That reality goes a long way to capturing the challenge and opportunity our industry—and #GLAD2023—faces.
LiftEx in Liverpool
LEEA’s LiftEx trade show returns to the Exhibition Centre Liverpool on 21-22 November, where no doubt there will be moments to reflect on #GLAD2023 and plan for #GLAD2024. It was good to see a younger, more diverse demographic walk the aisles of last year’s show in Aberdeen. LiftEx and the awareness day dovetail here because one can help the other. Maybe some people will find the industry because of #GLAD2023 or be inspired to share their story because of seeing how much the industry has to offer at LiftEx.
It’s completely free of charge to participate in Global Lifting Awareness Day—anyone can post to the hashtag—but an industry also needs stakeholders that are willing to invest money in raising the industry’s profile at events and schools, for example. We’re prepared to practice what we preach and have booked official lanyard and water (bottle) sponsorships at this year’s LiftEx.
We’ve also reserved the most prominent exhibition space next to LEEA itself, which delegates will see as they walk through the main entrance to the show floor.
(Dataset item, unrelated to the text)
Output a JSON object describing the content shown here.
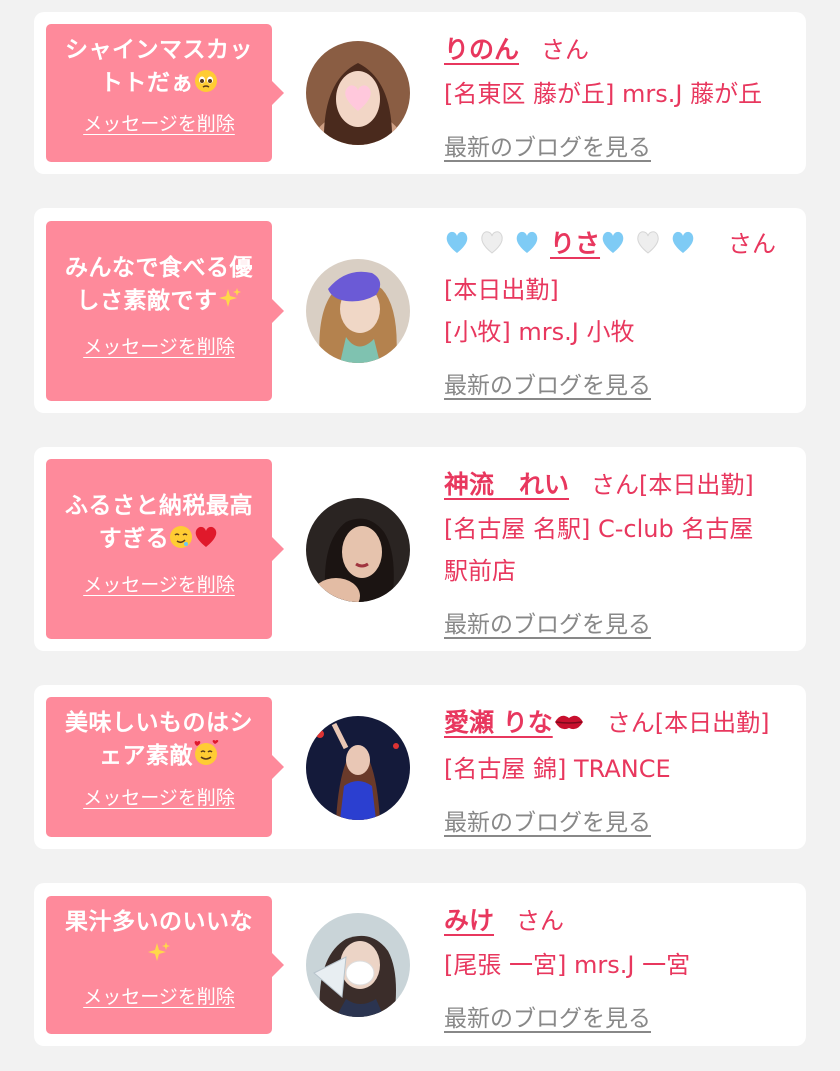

It’d be uplifting to meet some newcomers to the industry, especially if they found themselves here via activity at #GLAD2023.
Rope and Sling Specialists Ltd